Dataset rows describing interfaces
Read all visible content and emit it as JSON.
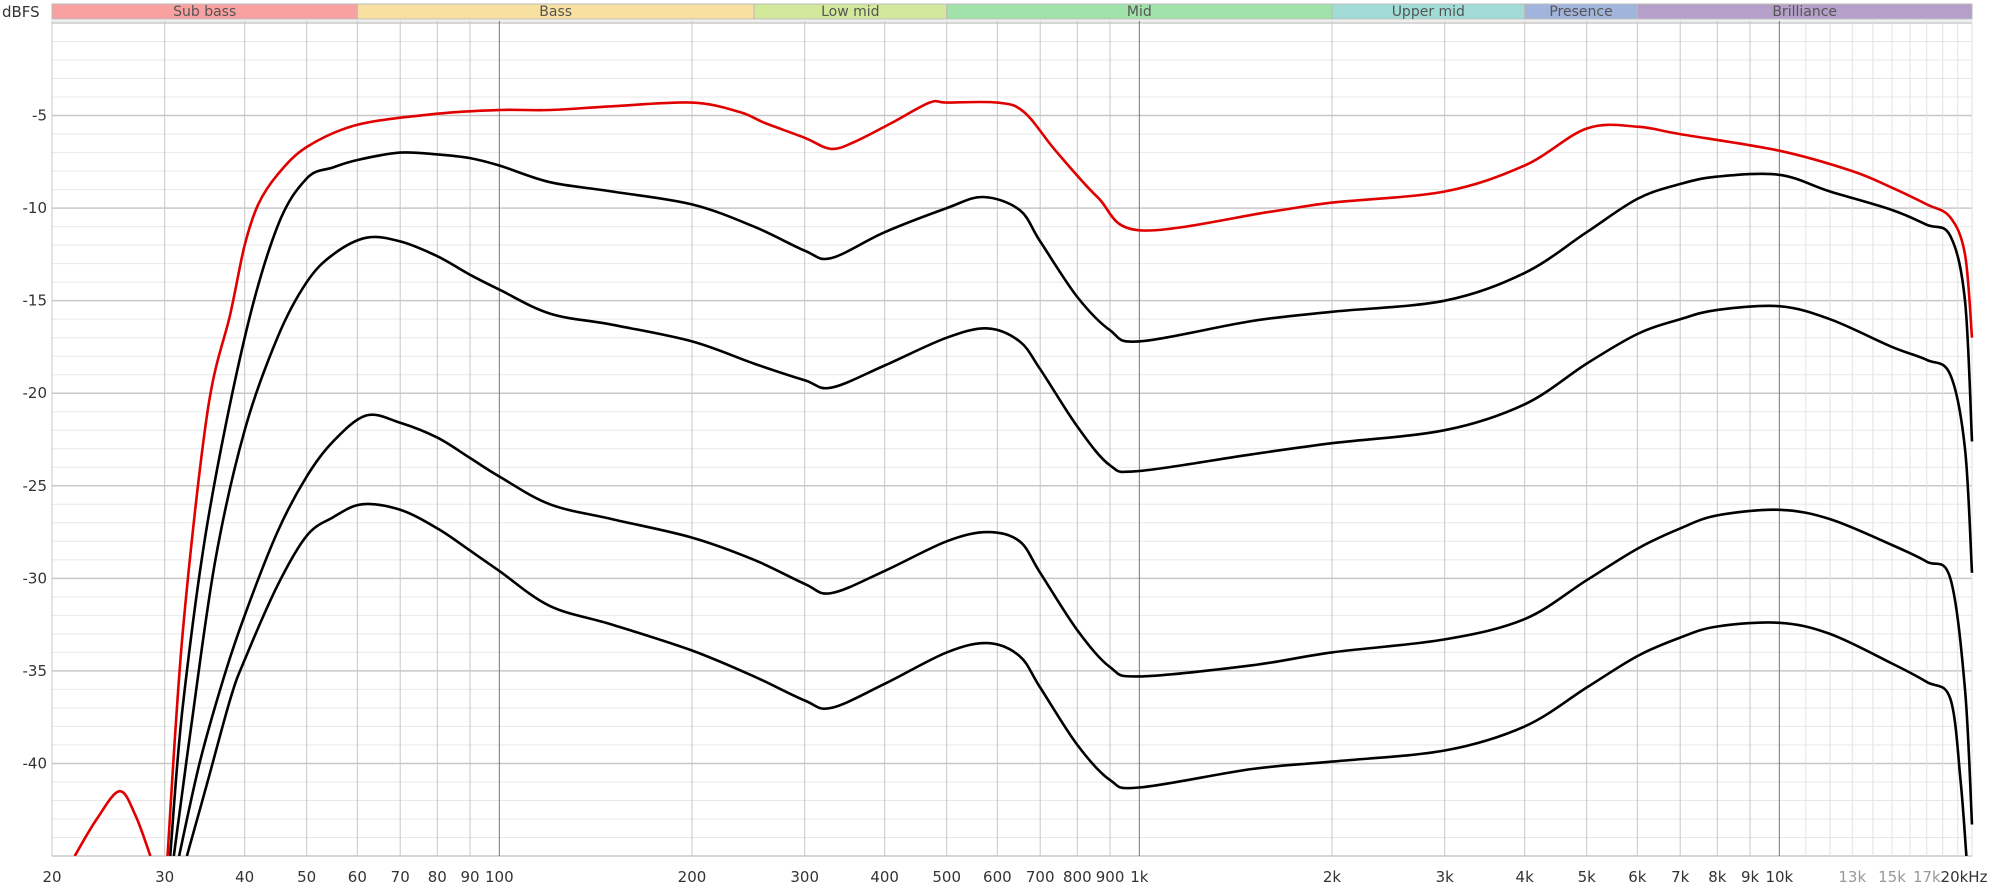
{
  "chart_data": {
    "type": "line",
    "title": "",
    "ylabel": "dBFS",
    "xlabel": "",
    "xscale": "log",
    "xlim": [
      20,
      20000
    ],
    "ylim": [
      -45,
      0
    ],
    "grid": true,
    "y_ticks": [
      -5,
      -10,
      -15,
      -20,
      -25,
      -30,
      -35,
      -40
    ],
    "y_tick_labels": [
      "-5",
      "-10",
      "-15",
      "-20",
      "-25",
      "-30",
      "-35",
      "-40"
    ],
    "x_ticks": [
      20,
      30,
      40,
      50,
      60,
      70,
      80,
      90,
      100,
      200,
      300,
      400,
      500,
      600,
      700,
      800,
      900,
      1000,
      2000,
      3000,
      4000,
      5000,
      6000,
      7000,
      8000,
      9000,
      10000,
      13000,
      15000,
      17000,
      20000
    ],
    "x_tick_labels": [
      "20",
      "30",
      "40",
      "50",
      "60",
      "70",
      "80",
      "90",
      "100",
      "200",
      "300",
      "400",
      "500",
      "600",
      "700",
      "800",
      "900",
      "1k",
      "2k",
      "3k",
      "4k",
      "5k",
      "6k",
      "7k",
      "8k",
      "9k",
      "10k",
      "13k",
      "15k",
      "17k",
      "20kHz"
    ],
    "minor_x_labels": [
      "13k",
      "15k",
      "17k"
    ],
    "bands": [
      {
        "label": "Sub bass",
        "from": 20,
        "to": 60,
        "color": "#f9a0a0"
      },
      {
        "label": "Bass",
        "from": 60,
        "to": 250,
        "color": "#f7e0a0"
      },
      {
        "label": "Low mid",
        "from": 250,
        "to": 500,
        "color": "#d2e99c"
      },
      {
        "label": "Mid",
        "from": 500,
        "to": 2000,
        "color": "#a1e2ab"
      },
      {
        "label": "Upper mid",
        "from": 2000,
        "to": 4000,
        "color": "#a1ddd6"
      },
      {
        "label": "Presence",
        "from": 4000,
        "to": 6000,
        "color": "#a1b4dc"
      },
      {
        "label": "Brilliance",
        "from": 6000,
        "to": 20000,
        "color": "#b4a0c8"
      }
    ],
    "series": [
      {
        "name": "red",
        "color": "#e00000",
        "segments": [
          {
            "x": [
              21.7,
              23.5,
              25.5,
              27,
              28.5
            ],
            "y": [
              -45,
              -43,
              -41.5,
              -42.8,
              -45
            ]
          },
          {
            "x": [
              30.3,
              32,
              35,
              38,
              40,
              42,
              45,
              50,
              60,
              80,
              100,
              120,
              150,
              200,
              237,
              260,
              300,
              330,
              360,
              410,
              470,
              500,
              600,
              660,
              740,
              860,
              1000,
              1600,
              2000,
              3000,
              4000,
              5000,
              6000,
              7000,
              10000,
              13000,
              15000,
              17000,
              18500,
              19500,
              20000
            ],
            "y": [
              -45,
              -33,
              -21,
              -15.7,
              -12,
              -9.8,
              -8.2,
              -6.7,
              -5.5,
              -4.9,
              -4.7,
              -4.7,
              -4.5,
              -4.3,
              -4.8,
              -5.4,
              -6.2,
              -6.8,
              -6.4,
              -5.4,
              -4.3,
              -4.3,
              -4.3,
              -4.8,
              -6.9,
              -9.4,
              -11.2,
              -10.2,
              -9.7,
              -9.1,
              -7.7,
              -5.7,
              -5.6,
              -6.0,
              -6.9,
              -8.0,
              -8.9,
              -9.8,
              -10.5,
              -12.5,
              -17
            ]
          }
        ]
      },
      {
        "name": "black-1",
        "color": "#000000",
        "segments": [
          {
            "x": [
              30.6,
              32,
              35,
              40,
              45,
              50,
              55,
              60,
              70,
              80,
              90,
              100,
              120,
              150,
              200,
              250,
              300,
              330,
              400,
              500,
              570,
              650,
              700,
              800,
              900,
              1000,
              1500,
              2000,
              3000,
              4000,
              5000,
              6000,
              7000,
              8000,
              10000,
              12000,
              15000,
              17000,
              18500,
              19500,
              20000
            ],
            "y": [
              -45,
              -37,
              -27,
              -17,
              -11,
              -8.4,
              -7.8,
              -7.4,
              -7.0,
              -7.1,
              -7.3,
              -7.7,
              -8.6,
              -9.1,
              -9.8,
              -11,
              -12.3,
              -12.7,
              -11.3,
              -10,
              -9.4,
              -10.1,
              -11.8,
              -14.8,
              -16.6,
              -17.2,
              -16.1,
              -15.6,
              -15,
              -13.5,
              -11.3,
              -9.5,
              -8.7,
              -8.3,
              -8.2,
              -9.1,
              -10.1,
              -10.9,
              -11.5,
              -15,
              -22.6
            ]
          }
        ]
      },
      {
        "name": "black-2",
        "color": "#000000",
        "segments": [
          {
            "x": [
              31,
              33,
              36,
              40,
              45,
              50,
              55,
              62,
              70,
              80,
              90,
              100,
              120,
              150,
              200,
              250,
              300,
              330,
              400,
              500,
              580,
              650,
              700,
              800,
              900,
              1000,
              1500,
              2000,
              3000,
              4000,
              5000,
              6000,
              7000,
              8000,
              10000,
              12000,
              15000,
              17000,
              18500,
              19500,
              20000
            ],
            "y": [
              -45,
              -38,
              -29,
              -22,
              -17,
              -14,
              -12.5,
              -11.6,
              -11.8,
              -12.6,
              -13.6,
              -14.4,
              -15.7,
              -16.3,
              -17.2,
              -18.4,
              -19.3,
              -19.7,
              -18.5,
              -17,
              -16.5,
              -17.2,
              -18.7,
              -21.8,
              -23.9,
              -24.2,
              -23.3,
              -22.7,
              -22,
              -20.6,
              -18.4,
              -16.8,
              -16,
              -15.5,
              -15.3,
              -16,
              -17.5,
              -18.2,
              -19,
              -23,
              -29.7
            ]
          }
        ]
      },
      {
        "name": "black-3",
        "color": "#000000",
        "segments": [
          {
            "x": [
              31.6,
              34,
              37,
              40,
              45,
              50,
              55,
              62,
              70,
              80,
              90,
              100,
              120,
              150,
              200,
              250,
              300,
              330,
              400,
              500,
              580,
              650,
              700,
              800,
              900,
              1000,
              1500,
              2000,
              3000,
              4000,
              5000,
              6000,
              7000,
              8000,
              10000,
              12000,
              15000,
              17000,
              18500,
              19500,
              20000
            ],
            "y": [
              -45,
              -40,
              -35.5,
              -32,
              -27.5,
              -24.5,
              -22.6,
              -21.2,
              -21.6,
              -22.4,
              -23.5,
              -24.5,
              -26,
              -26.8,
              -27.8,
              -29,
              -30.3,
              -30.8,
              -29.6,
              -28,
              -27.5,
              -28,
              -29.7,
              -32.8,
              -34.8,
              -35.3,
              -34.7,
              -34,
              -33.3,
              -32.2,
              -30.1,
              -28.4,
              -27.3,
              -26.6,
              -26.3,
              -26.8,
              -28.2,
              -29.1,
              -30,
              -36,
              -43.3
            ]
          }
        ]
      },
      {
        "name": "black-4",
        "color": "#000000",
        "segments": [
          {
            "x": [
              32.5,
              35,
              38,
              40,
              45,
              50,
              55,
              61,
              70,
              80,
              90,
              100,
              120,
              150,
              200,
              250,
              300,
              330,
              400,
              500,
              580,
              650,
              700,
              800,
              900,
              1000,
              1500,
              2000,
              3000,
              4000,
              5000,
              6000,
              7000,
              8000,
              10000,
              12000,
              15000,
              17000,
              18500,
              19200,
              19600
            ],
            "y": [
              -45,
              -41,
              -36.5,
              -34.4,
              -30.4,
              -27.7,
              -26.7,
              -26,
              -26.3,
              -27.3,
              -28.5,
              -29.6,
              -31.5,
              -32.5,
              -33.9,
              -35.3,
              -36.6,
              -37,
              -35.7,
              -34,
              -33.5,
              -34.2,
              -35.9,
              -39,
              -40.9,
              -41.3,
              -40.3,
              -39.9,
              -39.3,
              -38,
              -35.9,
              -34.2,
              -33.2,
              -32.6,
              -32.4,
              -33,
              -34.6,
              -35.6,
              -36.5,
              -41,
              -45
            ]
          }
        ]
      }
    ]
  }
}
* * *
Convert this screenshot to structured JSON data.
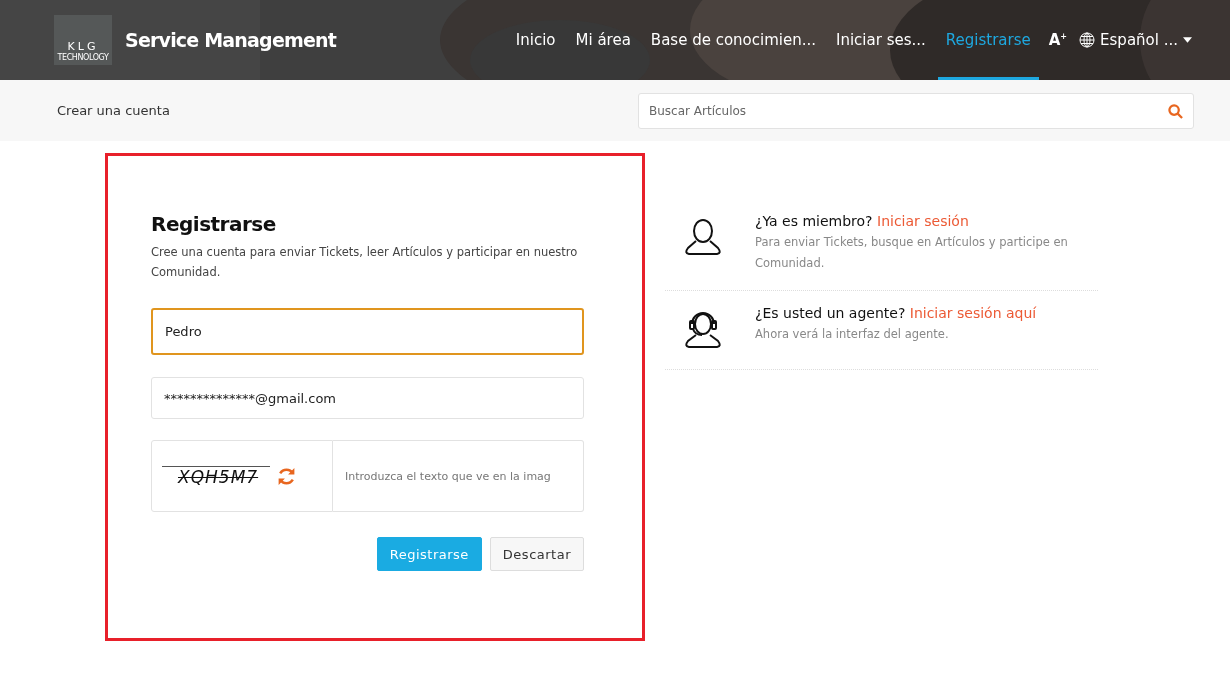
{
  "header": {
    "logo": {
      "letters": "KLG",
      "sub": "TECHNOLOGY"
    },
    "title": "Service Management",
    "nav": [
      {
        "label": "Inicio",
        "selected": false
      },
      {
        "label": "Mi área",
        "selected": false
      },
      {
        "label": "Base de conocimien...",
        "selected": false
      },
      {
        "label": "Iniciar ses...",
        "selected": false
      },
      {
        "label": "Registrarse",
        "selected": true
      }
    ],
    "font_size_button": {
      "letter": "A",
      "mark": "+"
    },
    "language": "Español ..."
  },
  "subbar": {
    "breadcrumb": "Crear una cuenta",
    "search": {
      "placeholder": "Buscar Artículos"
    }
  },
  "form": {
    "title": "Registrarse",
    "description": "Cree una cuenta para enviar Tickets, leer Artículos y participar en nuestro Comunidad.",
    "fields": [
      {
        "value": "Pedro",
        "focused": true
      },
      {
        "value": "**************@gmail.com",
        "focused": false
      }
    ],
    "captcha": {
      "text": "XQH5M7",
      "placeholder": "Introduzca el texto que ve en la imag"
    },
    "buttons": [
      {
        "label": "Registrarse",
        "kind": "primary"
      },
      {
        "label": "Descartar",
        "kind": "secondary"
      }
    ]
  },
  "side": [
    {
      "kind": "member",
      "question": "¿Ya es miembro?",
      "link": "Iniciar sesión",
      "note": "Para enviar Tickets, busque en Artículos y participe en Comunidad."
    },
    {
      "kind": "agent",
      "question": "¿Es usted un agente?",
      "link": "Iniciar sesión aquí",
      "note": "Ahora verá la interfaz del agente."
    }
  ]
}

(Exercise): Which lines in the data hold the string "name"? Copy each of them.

(Response below):
        "name": "red",
        "name": "black-1",
        "name": "black-2",
        "name": "black-3",
        "name": "black-4",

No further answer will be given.